I think the first task is discipline, just showing up and attempting to paint when there really isn't much floating around at the moment. I start one oil, put that aside do some finalizing on another and than mess with a large pastel, suddenly I am back in the process of painting. It's a state where you don't really recognize what you are working on, everything kind of blurs and you go into a zone where you know where each blob of paint goes and what needs to be highlighted and what needs to be left alone. During the process I can't really fully see what I am in the middle of-it is only after observing the image afterwards that the detail and the specifics become more apparent.

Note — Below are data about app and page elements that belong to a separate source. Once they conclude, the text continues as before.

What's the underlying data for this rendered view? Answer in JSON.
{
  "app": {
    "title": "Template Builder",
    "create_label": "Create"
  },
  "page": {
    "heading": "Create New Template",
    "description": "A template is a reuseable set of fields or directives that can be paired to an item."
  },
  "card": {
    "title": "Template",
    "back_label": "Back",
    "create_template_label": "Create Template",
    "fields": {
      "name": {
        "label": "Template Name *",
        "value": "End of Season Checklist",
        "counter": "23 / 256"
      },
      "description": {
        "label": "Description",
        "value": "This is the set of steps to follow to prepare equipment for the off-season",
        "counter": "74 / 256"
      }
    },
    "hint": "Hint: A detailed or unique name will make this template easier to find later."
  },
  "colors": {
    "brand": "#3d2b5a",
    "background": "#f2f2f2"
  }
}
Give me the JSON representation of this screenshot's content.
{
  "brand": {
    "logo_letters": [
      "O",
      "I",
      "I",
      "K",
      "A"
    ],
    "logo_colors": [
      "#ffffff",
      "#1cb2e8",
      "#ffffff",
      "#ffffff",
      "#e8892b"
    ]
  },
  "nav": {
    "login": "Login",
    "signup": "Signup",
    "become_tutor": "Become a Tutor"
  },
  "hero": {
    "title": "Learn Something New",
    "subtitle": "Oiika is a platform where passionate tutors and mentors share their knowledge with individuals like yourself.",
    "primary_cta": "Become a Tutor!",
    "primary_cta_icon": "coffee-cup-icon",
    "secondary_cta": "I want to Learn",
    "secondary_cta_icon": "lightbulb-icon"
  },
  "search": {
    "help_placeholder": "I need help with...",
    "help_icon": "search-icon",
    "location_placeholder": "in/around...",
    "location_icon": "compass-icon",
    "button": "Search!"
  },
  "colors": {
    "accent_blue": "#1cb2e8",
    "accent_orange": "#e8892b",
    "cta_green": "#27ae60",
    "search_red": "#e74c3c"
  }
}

Today I reconvened a pastel of two light posts reflecting in a park pond. It is a large image and therefore hopefully a dramatic image. I am excited about the fact that the colors are just kind of flying across the page-darkness isn't black, it is reds and blues and even browns but each element of the scene must heighten the effect of the light, the colors become dark but only by touching the areas of light do they take on their final colors and the working up of the darkness is more complicated than you would think. I used to blur pastels, even using the whole palm of my hand to rub the hues but now I much prefer working up the colors slowly. I don't even mind the movement and the changes of colors that the layering effects, it adds to the depth and creates darkness that is not opaque but more transparent. The viewer sees all the colors and how they react, they  don't consciously realize the colors but the glowing of the light makes the process secondary which heightens the effect of the light. This particular image will be cold and dark with a great accent of light. I plan on doing more night scenes for this series.

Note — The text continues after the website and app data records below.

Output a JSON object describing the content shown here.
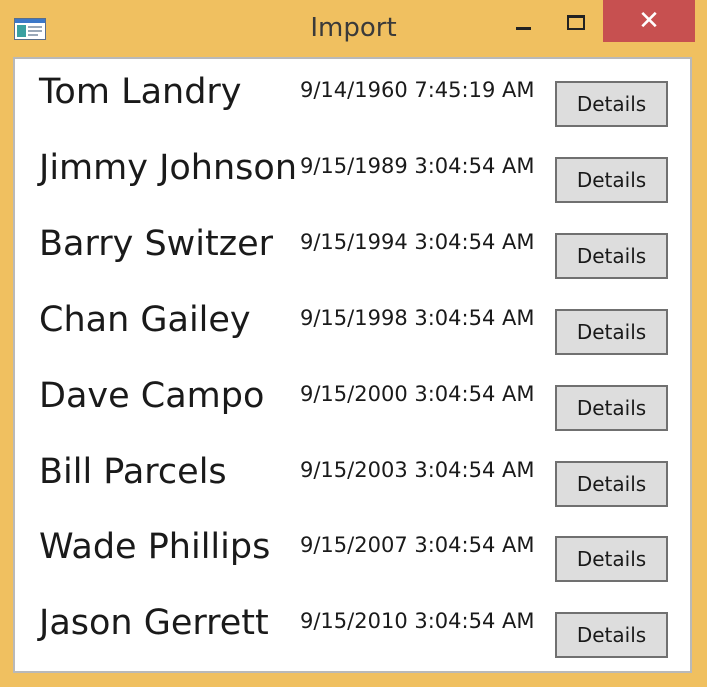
{
  "window": {
    "title": "Import",
    "close_glyph": "✕",
    "app_icon": "window-app-icon"
  },
  "colors": {
    "frame": "#f0c060",
    "close_button": "#c75050",
    "button_face": "#dddddd",
    "button_border": "#707070"
  },
  "rows": [
    {
      "name": "Tom Landry",
      "date": "9/14/1960 7:45:19 AM",
      "button": "Details"
    },
    {
      "name": "Jimmy Johnson",
      "date": "9/15/1989 3:04:54 AM",
      "button": "Details"
    },
    {
      "name": "Barry Switzer",
      "date": "9/15/1994 3:04:54 AM",
      "button": "Details"
    },
    {
      "name": "Chan Gailey",
      "date": "9/15/1998 3:04:54 AM",
      "button": "Details"
    },
    {
      "name": "Dave Campo",
      "date": "9/15/2000 3:04:54 AM",
      "button": "Details"
    },
    {
      "name": "Bill Parcels",
      "date": "9/15/2003 3:04:54 AM",
      "button": "Details"
    },
    {
      "name": "Wade Phillips",
      "date": "9/15/2007 3:04:54 AM",
      "button": "Details"
    },
    {
      "name": "Jason Gerrett",
      "date": "9/15/2010 3:04:54 AM",
      "button": "Details"
    }
  ]
}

Another night scene I am just starting to work on and started the underpainting today, its a view of Lake Ray Hubbard, an actual recent view with all the lights reflecting on the water. I have attempted this image  before but always tend to lose the lights and colors too much turning a night scene into more of a dark image that misses the vibrance of the colors. In this case there are several images in the scene that are lit up and stand out-one image is a steeple in the nearby town, it is a small intimate image that allows the light to tell a story and street light to illustrate a town at night. I am striving more lately to have some sort of story behind the painting, some of the stories are real and actually happened but others are more poetic snapshots of some time and place that didn't necessarily happen but the viewer has the ability to create his or her own story from the elements in the painting.

I am finishing up a second swallow image as well-it is an image of swallows and passionvine under a bridge. I am enjoying the freedom of this new series and feel the previous series is a pathway toward the work I'm doing now. If the previous series was an introduction of looking at the landscape from a different perspective and adding a story and figures of people that add to the imagery without taking away the basic element of the landscape. This new series will take up where the previous ended with  more experimentation, more blobs of color and richness of light and darkness. I have given up the safety of the landscape I know and have welcomed the idea of adding elements and perspectives I haven't explored previously.

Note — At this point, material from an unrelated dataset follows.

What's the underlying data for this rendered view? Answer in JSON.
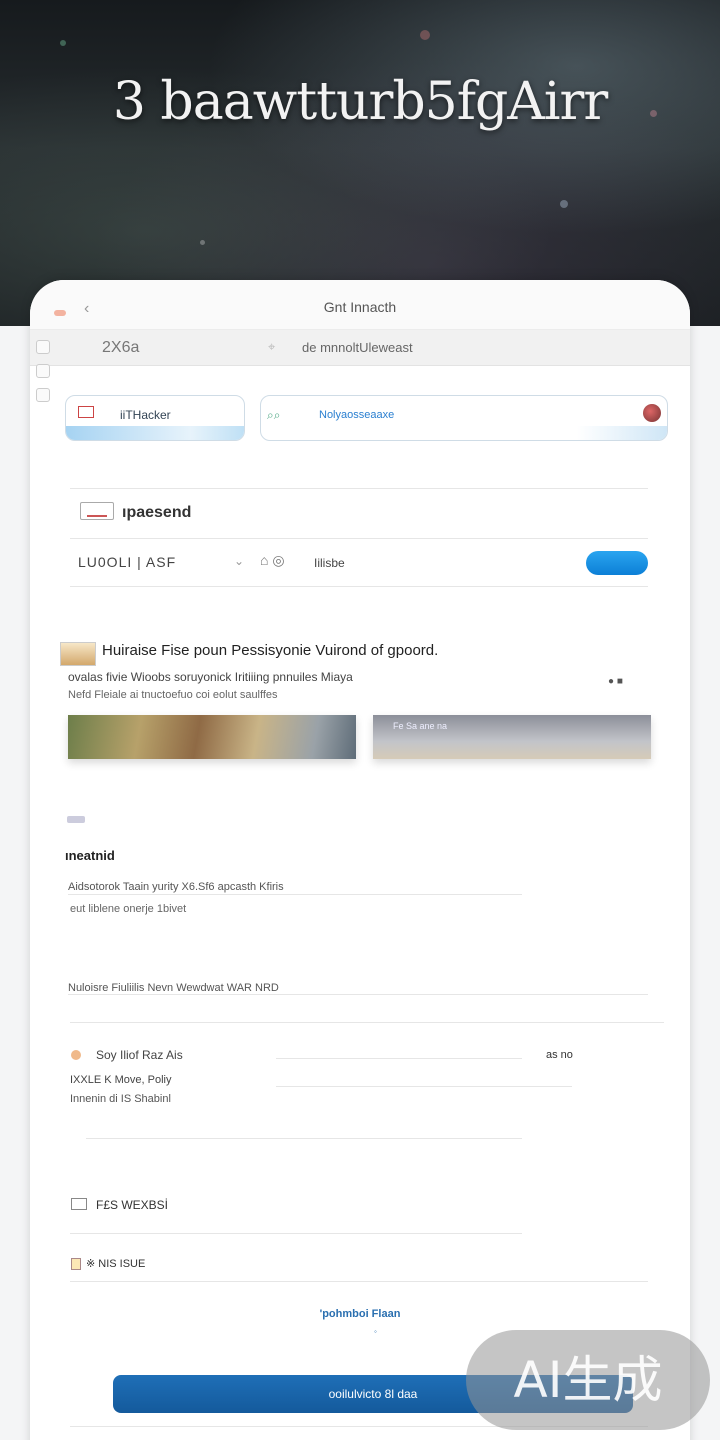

One particular change in perspective is looking straight up a large oak tree-the blackness of the tree takes you into a cloudy sky and the sillouettes of the blackbirds fill in the image almost as if there were fingers reaching into the clouds. I want the viewer to follow the branches into the sky and almost become lost in the branches of the trees in a sense becoming a part of the tree. The blackbirds will be  haunting and dramatic against the soft cloud filled sky.

The momentum has picked back up quite quickly and I feel I have many exciting elements to explore in this new series. I can't wait to process and debut the new images, these will be more fresh and spontaneous than previous and the ideas I hope will be of recent and updated images. I will keep you posted and would love any comments on the previous images and the new ones coming up.